◆ Dataset extract
────────────────────────────────────────

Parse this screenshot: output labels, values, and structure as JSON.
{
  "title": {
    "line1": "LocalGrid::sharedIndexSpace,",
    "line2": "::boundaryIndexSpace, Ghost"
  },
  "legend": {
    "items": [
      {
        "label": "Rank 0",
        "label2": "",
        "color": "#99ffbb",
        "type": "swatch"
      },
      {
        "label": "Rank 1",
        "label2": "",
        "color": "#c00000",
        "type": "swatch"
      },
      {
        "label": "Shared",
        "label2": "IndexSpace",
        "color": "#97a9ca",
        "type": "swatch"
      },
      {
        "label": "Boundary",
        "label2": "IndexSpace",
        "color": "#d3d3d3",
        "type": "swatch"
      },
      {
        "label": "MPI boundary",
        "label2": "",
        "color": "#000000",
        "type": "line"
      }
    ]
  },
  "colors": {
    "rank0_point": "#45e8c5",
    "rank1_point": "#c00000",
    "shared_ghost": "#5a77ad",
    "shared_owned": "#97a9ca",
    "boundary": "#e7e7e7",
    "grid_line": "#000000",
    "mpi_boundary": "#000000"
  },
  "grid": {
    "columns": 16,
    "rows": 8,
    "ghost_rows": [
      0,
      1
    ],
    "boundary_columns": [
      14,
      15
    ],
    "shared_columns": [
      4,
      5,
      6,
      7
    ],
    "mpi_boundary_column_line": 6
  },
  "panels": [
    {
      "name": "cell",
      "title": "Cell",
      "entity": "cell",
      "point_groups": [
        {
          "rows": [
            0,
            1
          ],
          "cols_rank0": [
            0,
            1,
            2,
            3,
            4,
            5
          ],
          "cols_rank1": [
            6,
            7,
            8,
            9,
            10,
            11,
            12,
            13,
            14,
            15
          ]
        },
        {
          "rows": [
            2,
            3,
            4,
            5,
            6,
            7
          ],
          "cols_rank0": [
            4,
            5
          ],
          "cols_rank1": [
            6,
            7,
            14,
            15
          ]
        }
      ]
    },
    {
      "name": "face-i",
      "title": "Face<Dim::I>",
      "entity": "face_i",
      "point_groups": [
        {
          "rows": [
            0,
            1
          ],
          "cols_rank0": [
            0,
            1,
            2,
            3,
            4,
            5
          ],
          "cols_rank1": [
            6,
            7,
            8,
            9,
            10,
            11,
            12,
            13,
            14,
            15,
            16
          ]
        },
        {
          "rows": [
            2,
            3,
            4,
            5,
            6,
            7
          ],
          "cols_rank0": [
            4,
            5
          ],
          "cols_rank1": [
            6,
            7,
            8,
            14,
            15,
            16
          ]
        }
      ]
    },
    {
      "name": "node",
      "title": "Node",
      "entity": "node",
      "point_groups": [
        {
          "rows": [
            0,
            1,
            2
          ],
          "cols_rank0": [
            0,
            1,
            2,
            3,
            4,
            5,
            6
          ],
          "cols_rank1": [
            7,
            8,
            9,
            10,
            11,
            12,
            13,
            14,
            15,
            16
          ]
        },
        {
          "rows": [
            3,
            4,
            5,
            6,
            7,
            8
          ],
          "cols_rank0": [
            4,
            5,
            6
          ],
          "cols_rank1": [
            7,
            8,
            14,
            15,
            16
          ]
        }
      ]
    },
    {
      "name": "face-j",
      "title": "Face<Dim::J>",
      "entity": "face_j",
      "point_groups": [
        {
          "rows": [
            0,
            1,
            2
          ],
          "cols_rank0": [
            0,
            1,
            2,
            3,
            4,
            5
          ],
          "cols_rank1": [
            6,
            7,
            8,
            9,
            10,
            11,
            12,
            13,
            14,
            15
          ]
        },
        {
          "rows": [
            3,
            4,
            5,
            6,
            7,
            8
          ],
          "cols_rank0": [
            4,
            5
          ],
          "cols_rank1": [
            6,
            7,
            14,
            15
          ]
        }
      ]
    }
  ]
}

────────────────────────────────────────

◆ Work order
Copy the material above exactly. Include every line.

◆ Answer box
Parse this screenshot: output labels, values, and structure as JSON.
{
  "title": {
    "line1": "LocalGrid::sharedIndexSpace,",
    "line2": "::boundaryIndexSpace, Ghost"
  },
  "legend": {
    "items": [
      {
        "label": "Rank 0",
        "label2": "",
        "color": "#99ffbb",
        "type": "swatch"
      },
      {
        "label": "Rank 1",
        "label2": "",
        "color": "#c00000",
        "type": "swatch"
      },
      {
        "label": "Shared",
        "label2": "IndexSpace",
        "color": "#97a9ca",
        "type": "swatch"
      },
      {
        "label": "Boundary",
        "label2": "IndexSpace",
        "color": "#d3d3d3",
        "type": "swatch"
      },
      {
        "label": "MPI boundary",
        "label2": "",
        "color": "#000000",
        "type": "line"
      }
    ]
  },
  "colors": {
    "rank0_point": "#45e8c5",
    "rank1_point": "#c00000",
    "shared_ghost": "#5a77ad",
    "shared_owned": "#97a9ca",
    "boundary": "#e7e7e7",
    "grid_line": "#000000",
    "mpi_boundary": "#000000"
  },
  "grid": {
    "columns": 16,
    "rows": 8,
    "ghost_rows": [
      0,
      1
    ],
    "boundary_columns": [
      14,
      15
    ],
    "shared_columns": [
      4,
      5,
      6,
      7
    ],
    "mpi_boundary_column_line": 6
  },
  "panels": [
    {
      "name": "cell",
      "title": "Cell",
      "entity": "cell",
      "point_groups": [
        {
          "rows": [
            0,
            1
          ],
          "cols_rank0": [
            0,
            1,
            2,
            3,
            4,
            5
          ],
          "cols_rank1": [
            6,
            7,
            8,
            9,
            10,
            11,
            12,
            13,
            14,
            15
          ]
        },
        {
          "rows": [
            2,
            3,
            4,
            5,
            6,
            7
          ],
          "cols_rank0": [
            4,
            5
          ],
          "cols_rank1": [
            6,
            7,
            14,
            15
          ]
        }
      ]
    },
    {
      "name": "face-i",
      "title": "Face<Dim::I>",
      "entity": "face_i",
      "point_groups": [
        {
          "rows": [
            0,
            1
          ],
          "cols_rank0": [
            0,
            1,
            2,
            3,
            4,
            5
          ],
          "cols_rank1": [
            6,
            7,
            8,
            9,
            10,
            11,
            12,
            13,
            14,
            15,
            16
          ]
        },
        {
          "rows": [
            2,
            3,
            4,
            5,
            6,
            7
          ],
          "cols_rank0": [
            4,
            5
          ],
          "cols_rank1": [
            6,
            7,
            8,
            14,
            15,
            16
          ]
        }
      ]
    },
    {
      "name": "node",
      "title": "Node",
      "entity": "node",
      "point_groups": [
        {
          "rows": [
            0,
            1,
            2
          ],
          "cols_rank0": [
            0,
            1,
            2,
            3,
            4,
            5,
            6
          ],
          "cols_rank1": [
            7,
            8,
            9,
            10,
            11,
            12,
            13,
            14,
            15,
            16
          ]
        },
        {
          "rows": [
            3,
            4,
            5,
            6,
            7,
            8
          ],
          "cols_rank0": [
            4,
            5,
            6
          ],
          "cols_rank1": [
            7,
            8,
            14,
            15,
            16
          ]
        }
      ]
    },
    {
      "name": "face-j",
      "title": "Face<Dim::J>",
      "entity": "face_j",
      "point_groups": [
        {
          "rows": [
            0,
            1,
            2
          ],
          "cols_rank0": [
            0,
            1,
            2,
            3,
            4,
            5
          ],
          "cols_rank1": [
            6,
            7,
            8,
            9,
            10,
            11,
            12,
            13,
            14,
            15
          ]
        },
        {
          "rows": [
            3,
            4,
            5,
            6,
            7,
            8
          ],
          "cols_rank0": [
            4,
            5
          ],
          "cols_rank1": [
            6,
            7,
            14,
            15
          ]
        }
      ]
    }
  ]
}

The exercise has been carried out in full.